··· RECORD EXCERPTS

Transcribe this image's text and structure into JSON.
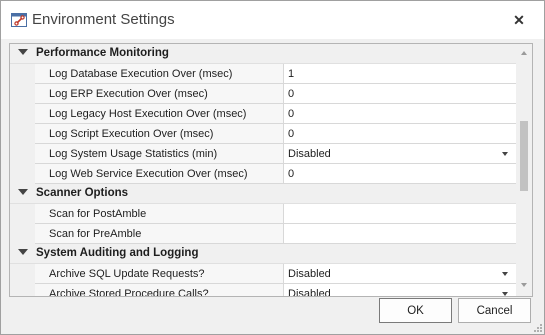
{
  "window": {
    "title": "Environment Settings",
    "icon": "settings-window-icon",
    "close_icon": "close-icon"
  },
  "grid": {
    "rows": [
      {
        "type": "category",
        "label": "Performance Monitoring"
      },
      {
        "type": "property",
        "name": "Log Database Execution Over (msec)",
        "value": "1",
        "dropdown": false
      },
      {
        "type": "property",
        "name": "Log ERP Execution Over (msec)",
        "value": "0",
        "dropdown": false
      },
      {
        "type": "property",
        "name": "Log Legacy Host Execution Over (msec)",
        "value": "0",
        "dropdown": false
      },
      {
        "type": "property",
        "name": "Log Script Execution Over (msec)",
        "value": "0",
        "dropdown": false
      },
      {
        "type": "property",
        "name": "Log System Usage Statistics (min)",
        "value": "Disabled",
        "dropdown": true
      },
      {
        "type": "property",
        "name": "Log Web Service Execution Over (msec)",
        "value": "0",
        "dropdown": false
      },
      {
        "type": "category",
        "label": "Scanner Options"
      },
      {
        "type": "property",
        "name": "Scan for PostAmble",
        "value": "",
        "dropdown": false
      },
      {
        "type": "property",
        "name": "Scan for PreAmble",
        "value": "",
        "dropdown": false
      },
      {
        "type": "category",
        "label": "System Auditing and Logging"
      },
      {
        "type": "property",
        "name": "Archive SQL Update Requests?",
        "value": "Disabled",
        "dropdown": true
      },
      {
        "type": "property",
        "name": "Archive Stored Procedure Calls?",
        "value": "Disabled",
        "dropdown": true
      }
    ]
  },
  "buttons": {
    "ok": "OK",
    "cancel": "Cancel"
  }
}
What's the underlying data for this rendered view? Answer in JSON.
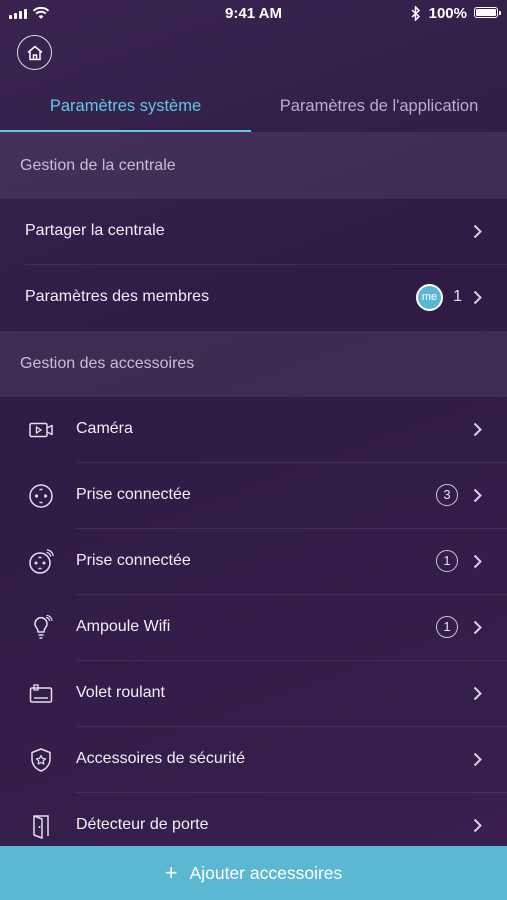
{
  "status_bar": {
    "time": "9:41 AM",
    "battery": "100%"
  },
  "tabs": [
    {
      "label": "Paramètres système",
      "active": true
    },
    {
      "label": "Paramètres de l'application",
      "active": false
    }
  ],
  "sections": {
    "hub": {
      "title": "Gestion de la centrale",
      "items": [
        {
          "label": "Partager la centrale"
        },
        {
          "label": "Paramètres des membres",
          "avatar": "me",
          "count": "1"
        }
      ]
    },
    "accessories": {
      "title": "Gestion des accessoires",
      "items": [
        {
          "label": "Caméra",
          "icon": "camera-icon"
        },
        {
          "label": "Prise connectée",
          "icon": "plug-icon",
          "badge": "3"
        },
        {
          "label": "Prise connectée",
          "icon": "wifi-plug-icon",
          "badge": "1"
        },
        {
          "label": "Ampoule Wifi",
          "icon": "bulb-icon",
          "badge": "1"
        },
        {
          "label": "Volet roulant",
          "icon": "shutter-icon"
        },
        {
          "label": "Accessoires de sécurité",
          "icon": "shield-star-icon"
        },
        {
          "label": "Détecteur de porte",
          "icon": "door-icon"
        }
      ]
    }
  },
  "add_button": {
    "label": "Ajouter accessoires",
    "icon": "plus-icon"
  },
  "colors": {
    "accent": "#5ec9e6",
    "add_bar": "#5bb7d2",
    "background": "#2f1b45"
  }
}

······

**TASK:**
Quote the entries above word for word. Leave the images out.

**COMPLETED TASK:**
Transcribe this image's text and structure into JSON.
{
  "window": {
    "title": "Environment Settings",
    "icon": "settings-window-icon",
    "close_icon": "close-icon"
  },
  "grid": {
    "rows": [
      {
        "type": "category",
        "label": "Performance Monitoring"
      },
      {
        "type": "property",
        "name": "Log Database Execution Over (msec)",
        "value": "1",
        "dropdown": false
      },
      {
        "type": "property",
        "name": "Log ERP Execution Over (msec)",
        "value": "0",
        "dropdown": false
      },
      {
        "type": "property",
        "name": "Log Legacy Host Execution Over (msec)",
        "value": "0",
        "dropdown": false
      },
      {
        "type": "property",
        "name": "Log Script Execution Over (msec)",
        "value": "0",
        "dropdown": false
      },
      {
        "type": "property",
        "name": "Log System Usage Statistics (min)",
        "value": "Disabled",
        "dropdown": true
      },
      {
        "type": "property",
        "name": "Log Web Service Execution Over (msec)",
        "value": "0",
        "dropdown": false
      },
      {
        "type": "category",
        "label": "Scanner Options"
      },
      {
        "type": "property",
        "name": "Scan for PostAmble",
        "value": "",
        "dropdown": false
      },
      {
        "type": "property",
        "name": "Scan for PreAmble",
        "value": "",
        "dropdown": false
      },
      {
        "type": "category",
        "label": "System Auditing and Logging"
      },
      {
        "type": "property",
        "name": "Archive SQL Update Requests?",
        "value": "Disabled",
        "dropdown": true
      },
      {
        "type": "property",
        "name": "Archive Stored Procedure Calls?",
        "value": "Disabled",
        "dropdown": true
      }
    ]
  },
  "buttons": {
    "ok": "OK",
    "cancel": "Cancel"
  }
}
What's the underlying data for this rendered view? Answer in JSON.
{
  "status_bar": {
    "time": "9:41 AM",
    "battery": "100%"
  },
  "tabs": [
    {
      "label": "Paramètres système",
      "active": true
    },
    {
      "label": "Paramètres de l'application",
      "active": false
    }
  ],
  "sections": {
    "hub": {
      "title": "Gestion de la centrale",
      "items": [
        {
          "label": "Partager la centrale"
        },
        {
          "label": "Paramètres des membres",
          "avatar": "me",
          "count": "1"
        }
      ]
    },
    "accessories": {
      "title": "Gestion des accessoires",
      "items": [
        {
          "label": "Caméra",
          "icon": "camera-icon"
        },
        {
          "label": "Prise connectée",
          "icon": "plug-icon",
          "badge": "3"
        },
        {
          "label": "Prise connectée",
          "icon": "wifi-plug-icon",
          "badge": "1"
        },
        {
          "label": "Ampoule Wifi",
          "icon": "bulb-icon",
          "badge": "1"
        },
        {
          "label": "Volet roulant",
          "icon": "shutter-icon"
        },
        {
          "label": "Accessoires de sécurité",
          "icon": "shield-star-icon"
        },
        {
          "label": "Détecteur de porte",
          "icon": "door-icon"
        }
      ]
    }
  },
  "add_button": {
    "label": "Ajouter accessoires",
    "icon": "plus-icon"
  },
  "colors": {
    "accent": "#5ec9e6",
    "add_bar": "#5bb7d2",
    "background": "#2f1b45"
  }
}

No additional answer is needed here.